▶ Try it:
Which lines in the records below contain the word "Finalizing"? Copy each one out.

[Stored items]
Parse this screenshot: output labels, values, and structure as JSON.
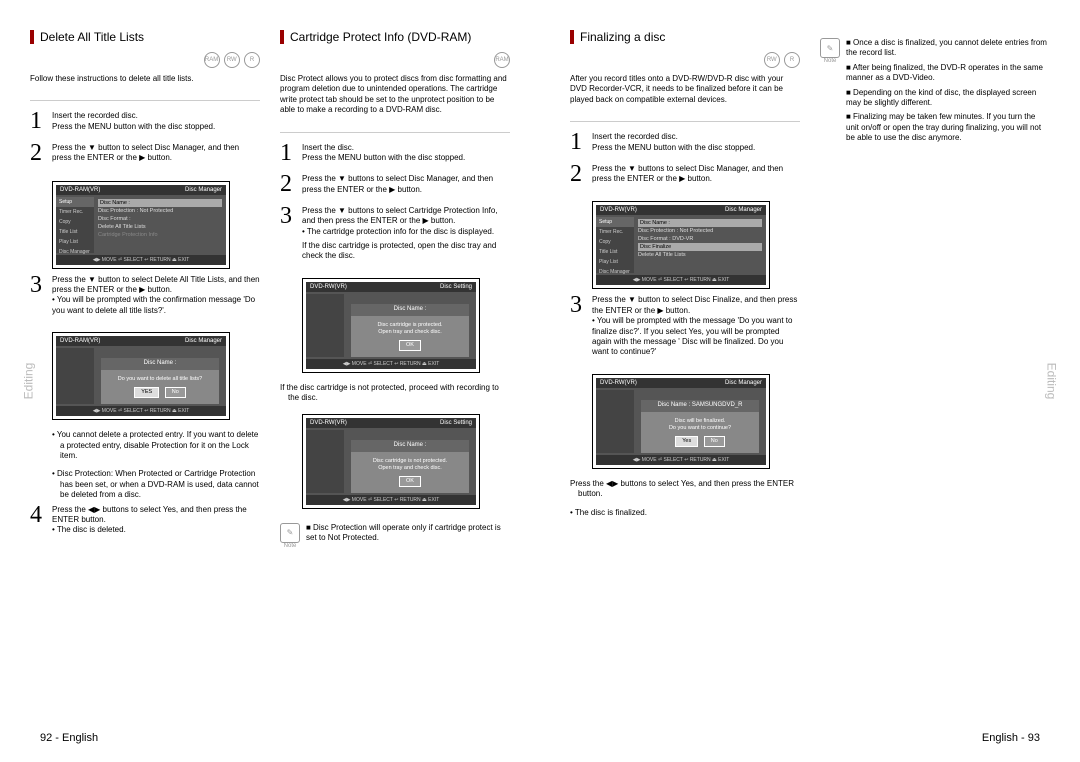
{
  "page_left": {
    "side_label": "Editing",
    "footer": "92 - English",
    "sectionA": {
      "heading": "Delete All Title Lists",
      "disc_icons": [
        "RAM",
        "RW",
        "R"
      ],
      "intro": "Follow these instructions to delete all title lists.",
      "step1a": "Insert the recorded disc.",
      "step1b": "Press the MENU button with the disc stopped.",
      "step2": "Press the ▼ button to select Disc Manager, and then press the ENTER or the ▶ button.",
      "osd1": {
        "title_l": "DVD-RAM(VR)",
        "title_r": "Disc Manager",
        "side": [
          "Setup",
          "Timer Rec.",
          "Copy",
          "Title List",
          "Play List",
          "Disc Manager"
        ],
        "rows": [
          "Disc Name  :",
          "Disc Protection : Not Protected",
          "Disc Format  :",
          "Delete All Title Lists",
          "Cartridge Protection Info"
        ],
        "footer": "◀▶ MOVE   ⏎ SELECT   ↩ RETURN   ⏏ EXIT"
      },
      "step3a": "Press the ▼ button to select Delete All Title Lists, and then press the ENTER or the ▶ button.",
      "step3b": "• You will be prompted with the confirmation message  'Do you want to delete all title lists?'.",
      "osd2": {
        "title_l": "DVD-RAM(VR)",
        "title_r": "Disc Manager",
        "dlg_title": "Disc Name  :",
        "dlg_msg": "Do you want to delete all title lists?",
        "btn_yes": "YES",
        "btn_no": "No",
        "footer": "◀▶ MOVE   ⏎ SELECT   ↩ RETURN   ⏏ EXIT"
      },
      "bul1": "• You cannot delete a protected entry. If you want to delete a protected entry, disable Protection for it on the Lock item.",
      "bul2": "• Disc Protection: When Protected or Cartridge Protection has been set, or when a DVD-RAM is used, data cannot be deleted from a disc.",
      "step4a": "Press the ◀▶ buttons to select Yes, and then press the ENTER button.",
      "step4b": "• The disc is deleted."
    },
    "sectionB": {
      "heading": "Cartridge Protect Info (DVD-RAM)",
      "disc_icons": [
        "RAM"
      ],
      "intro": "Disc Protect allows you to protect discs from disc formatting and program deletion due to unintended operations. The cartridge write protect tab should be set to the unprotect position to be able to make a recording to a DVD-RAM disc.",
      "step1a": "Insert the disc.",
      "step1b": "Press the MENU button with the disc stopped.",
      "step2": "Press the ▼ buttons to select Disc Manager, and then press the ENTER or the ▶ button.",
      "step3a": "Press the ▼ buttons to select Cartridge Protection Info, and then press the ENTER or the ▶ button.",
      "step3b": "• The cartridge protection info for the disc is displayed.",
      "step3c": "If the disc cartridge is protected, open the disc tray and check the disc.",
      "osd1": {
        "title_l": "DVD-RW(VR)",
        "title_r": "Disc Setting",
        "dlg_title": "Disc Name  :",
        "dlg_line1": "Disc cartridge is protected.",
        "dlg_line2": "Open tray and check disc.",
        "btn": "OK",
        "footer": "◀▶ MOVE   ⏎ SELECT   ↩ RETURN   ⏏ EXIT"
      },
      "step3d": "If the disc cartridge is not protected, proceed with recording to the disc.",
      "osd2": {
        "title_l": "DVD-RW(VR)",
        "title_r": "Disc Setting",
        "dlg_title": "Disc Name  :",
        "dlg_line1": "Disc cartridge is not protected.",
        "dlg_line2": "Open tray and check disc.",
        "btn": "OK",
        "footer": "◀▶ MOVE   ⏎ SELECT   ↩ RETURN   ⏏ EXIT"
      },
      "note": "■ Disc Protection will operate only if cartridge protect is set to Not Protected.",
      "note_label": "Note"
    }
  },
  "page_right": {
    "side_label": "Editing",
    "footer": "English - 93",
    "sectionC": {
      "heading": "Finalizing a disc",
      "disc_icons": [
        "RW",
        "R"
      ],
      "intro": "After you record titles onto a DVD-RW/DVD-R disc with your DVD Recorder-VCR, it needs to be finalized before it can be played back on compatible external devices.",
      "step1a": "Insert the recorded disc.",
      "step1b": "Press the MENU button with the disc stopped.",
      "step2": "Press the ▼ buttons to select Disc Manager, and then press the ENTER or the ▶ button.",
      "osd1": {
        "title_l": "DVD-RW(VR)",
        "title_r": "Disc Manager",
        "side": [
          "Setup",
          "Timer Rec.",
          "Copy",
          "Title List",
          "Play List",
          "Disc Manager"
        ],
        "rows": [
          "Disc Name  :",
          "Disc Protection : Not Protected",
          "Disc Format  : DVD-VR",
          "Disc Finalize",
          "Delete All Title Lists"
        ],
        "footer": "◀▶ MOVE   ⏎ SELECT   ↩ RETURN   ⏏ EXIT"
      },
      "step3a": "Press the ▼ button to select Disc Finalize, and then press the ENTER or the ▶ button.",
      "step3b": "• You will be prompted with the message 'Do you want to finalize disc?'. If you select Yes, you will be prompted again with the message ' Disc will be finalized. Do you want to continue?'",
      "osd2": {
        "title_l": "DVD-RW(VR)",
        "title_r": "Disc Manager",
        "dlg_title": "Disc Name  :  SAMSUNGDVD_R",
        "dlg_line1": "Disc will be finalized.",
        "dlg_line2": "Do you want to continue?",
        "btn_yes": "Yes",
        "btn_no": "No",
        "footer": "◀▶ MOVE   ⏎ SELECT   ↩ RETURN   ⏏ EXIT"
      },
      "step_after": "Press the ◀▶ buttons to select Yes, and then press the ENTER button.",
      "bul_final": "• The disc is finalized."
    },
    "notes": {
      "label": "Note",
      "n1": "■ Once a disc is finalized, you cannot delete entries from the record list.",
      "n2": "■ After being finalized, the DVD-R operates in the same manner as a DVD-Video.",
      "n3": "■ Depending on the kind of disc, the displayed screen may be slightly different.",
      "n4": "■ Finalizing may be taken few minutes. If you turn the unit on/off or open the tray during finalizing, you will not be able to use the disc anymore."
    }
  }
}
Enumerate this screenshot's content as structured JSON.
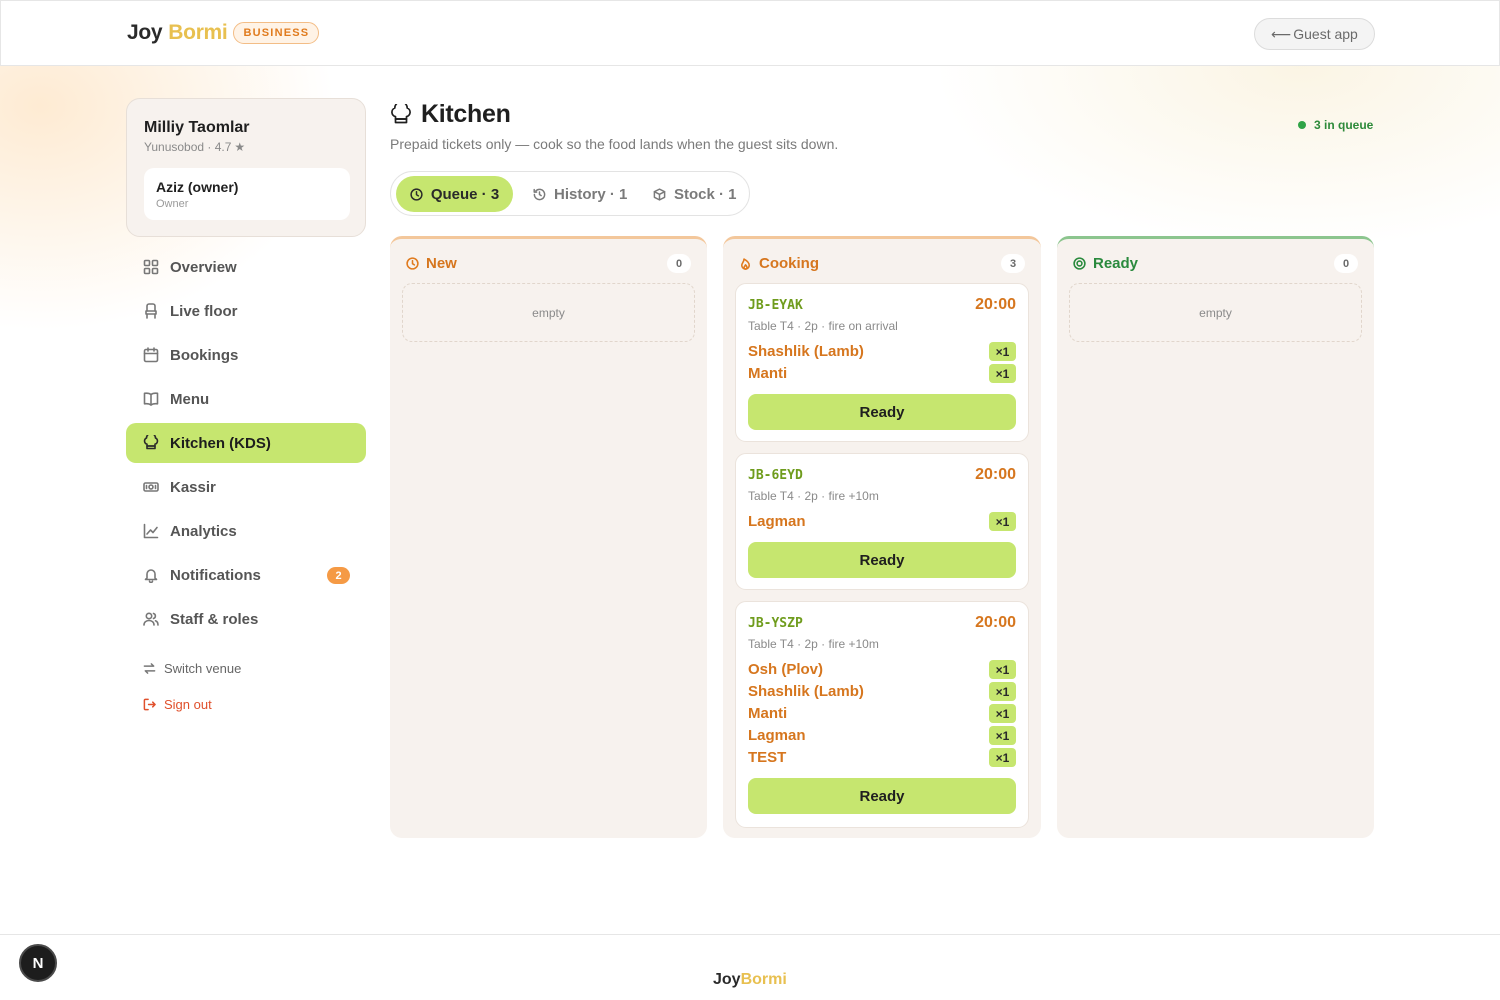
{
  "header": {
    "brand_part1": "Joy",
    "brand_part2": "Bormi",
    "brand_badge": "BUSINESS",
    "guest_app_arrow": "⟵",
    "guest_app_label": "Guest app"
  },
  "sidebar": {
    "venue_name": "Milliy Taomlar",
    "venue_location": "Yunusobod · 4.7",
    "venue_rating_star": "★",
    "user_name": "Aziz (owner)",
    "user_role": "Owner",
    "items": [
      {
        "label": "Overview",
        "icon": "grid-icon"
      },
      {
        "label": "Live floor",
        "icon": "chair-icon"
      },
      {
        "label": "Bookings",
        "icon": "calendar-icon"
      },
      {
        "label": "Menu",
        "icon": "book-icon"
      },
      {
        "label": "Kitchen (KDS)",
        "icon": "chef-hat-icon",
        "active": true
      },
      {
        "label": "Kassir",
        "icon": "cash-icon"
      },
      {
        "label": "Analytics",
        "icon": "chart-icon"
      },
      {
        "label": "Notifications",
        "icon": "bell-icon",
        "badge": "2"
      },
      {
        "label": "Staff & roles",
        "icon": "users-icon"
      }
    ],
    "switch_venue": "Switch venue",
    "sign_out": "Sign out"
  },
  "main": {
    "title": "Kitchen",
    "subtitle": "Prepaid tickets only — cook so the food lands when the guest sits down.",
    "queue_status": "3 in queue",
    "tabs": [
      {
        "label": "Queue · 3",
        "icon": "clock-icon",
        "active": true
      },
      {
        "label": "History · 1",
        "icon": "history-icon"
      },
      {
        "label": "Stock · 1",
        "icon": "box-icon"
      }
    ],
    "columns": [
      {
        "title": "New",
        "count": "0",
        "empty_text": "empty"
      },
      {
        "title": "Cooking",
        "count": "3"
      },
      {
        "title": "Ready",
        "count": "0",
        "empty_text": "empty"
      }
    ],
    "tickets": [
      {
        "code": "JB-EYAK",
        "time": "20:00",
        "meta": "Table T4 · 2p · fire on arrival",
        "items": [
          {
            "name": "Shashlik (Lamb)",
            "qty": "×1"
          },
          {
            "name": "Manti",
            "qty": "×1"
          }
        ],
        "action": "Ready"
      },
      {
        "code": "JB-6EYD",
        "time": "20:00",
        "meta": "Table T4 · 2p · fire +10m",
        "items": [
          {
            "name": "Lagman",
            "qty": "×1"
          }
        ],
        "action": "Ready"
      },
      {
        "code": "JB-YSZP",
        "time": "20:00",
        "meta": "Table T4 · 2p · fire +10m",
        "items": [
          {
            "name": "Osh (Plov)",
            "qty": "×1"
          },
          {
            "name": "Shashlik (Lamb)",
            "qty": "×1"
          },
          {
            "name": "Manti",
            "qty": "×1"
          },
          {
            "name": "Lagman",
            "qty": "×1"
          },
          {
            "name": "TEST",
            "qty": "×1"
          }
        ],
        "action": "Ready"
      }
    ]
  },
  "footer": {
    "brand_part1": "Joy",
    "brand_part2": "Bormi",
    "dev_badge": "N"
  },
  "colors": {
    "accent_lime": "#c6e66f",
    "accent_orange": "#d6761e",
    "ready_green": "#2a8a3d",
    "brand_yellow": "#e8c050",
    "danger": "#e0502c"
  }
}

▶ Response area:
      "heading": "Finalizing a disc",
      "n4": "■ Finalizing may be taken few minutes. If you turn the unit on/off or open the tray during finalizing, you will not be able to use the disc anymore."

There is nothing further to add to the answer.